Panic attacks can be intense, and they can cause us to react strongly, refusing to get on an airplane, for example, or having to leave a room suddenly. Often, they immobilize the person having the attack, rendering them incapable of speaking or moving. And, for the inexperienced especially, they can be terrifying.

Here are a few of the more common signs that you, or someone you are with, may be having an anxiety or panic attack:

  • Rapid heart rate
  • Sweating
  • Shaking
  • Shortness of breath
  • Tightness or ache in the throat
  • Nausea
  • Chest pain
  • Light-headedness or faintness
  • Feelings of unreality or detachment

How to Deal with Intense Anxiety

If you or someone nearby is having a panic attack, there are some immediate things to do. Remind them or yourself that this moment will pass. If the environment is chaotic, get them or yourself to a calmer space. Focus on something, an object, the second hand on a wristwatch, a tree, or someone’s face until the feeling passes.

Breathing Technique

Deep breathing is often helpful. Several types of breath patterns can restore calm, including the 4-7-8 pattern. Also known as “relaxing breath,” it involves breathing in for 4 seconds, holding the breath for 7 seconds, and exhaling for 8 seconds. Breathing with intention can often regulate the rest of the physiological system, slowing the heart rate, regulating body temperature, and calming the mind.

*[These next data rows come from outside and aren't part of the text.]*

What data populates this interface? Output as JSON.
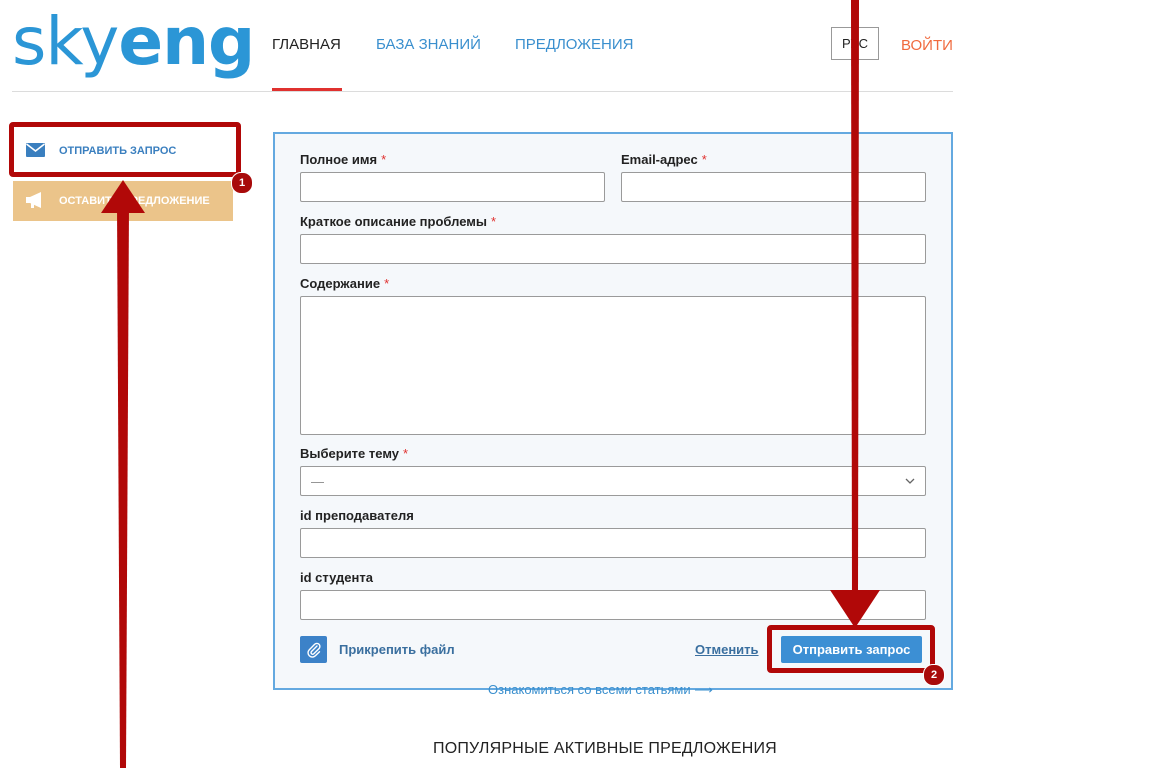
{
  "header": {
    "logo_light": "sky",
    "logo_bold": "eng",
    "nav": [
      "ГЛАВНАЯ",
      "БАЗА ЗНАНИЙ",
      "ПРЕДЛОЖЕНИЯ"
    ],
    "lang": "РУС",
    "login": "ВОЙТИ"
  },
  "sidebar": {
    "request_label": "ОТПРАВИТЬ ЗАПРОС",
    "suggest_label": "ОСТАВИТЬ ПРЕДЛОЖЕНИЕ"
  },
  "form": {
    "full_name_label": "Полное имя",
    "email_label": "Email-адрес",
    "subject_label": "Краткое описание проблемы",
    "content_label": "Содержание",
    "topic_label": "Выберите тему",
    "topic_value": "—",
    "teacher_id_label": "id преподавателя",
    "student_id_label": "id студента",
    "required_mark": "*",
    "attach_label": "Прикрепить файл",
    "cancel_label": "Отменить",
    "submit_label": "Отправить запрос"
  },
  "below": {
    "all_articles": "Ознакомиться со всеми статьями ⟶",
    "popular_title": "ПОПУЛЯРНЫЕ АКТИВНЫЕ ПРЕДЛОЖЕНИЯ"
  },
  "annotations": {
    "badge_1": "1",
    "badge_2": "2",
    "color": "#b10808"
  },
  "colors": {
    "brand_blue": "#2b96d6",
    "accent_red": "#e0312f",
    "login_orange": "#f06a3e",
    "suggest_bg": "#ebc48a"
  }
}
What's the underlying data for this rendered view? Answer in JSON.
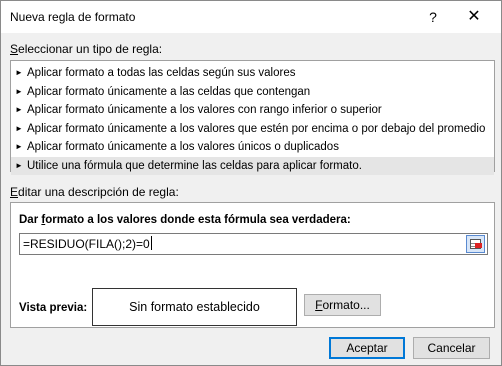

Be Kind to Yourself

The aftermath of a panic attack brings its own set of problems, including intense fatigue, a need for hydration, and a feeling of wanting to make up for causing trouble. Indulge the first two but don’t beat yourself up about the latter. Most people who witness an anxiety attack have nothing but compassion and empathy for the person experiencing it. Don’t feel you have to apologize or make up for something that is quite literally beyond your control.

Seek Help

These tips for getting through a panic attack may work for some people under some circumstances. But the best way to deal with anxiety and panic attacks is to prevent them from happening in the first place. Often lifestyle choices can alleviate the worst symptoms of anxiety and depression, especially if there are no complicating factors such as addiction or underlying health conditions. Try the following:

  • Cut back on caffeine, sugar, and alcohol
  • Get enough rest and avoid stimulation before sleep
  • Get daily exercise, especially the kind that requires controlled breathing, such as walking, running, yoga, etc.
  • Avoid negative self-talk; focus on gratitude and the positive

These basic strategies seem so obvious, yet again and again, we see evidence that they can relieve feelings of anxiety, depression, and stress. So they’re well worth a serious try, and only if symptoms of anxiety, depression, or panic persist is it time to consider medication or some more serious intervention.

We Are Here to Help

If you, a friend, or a family member are experiencing anxiety, try following the suggestions. Often they can relieve the intensity of panic attacks or anxiety-induced behaviors. If these strategies are not working, help is available. Get in touch with the compassionate experts at the Comprehensive Wellness Center in Lantana, FL. Their professional counselors can assess and treat individuals with severe anxiety and teach coping mechanisms for maintaining mental health.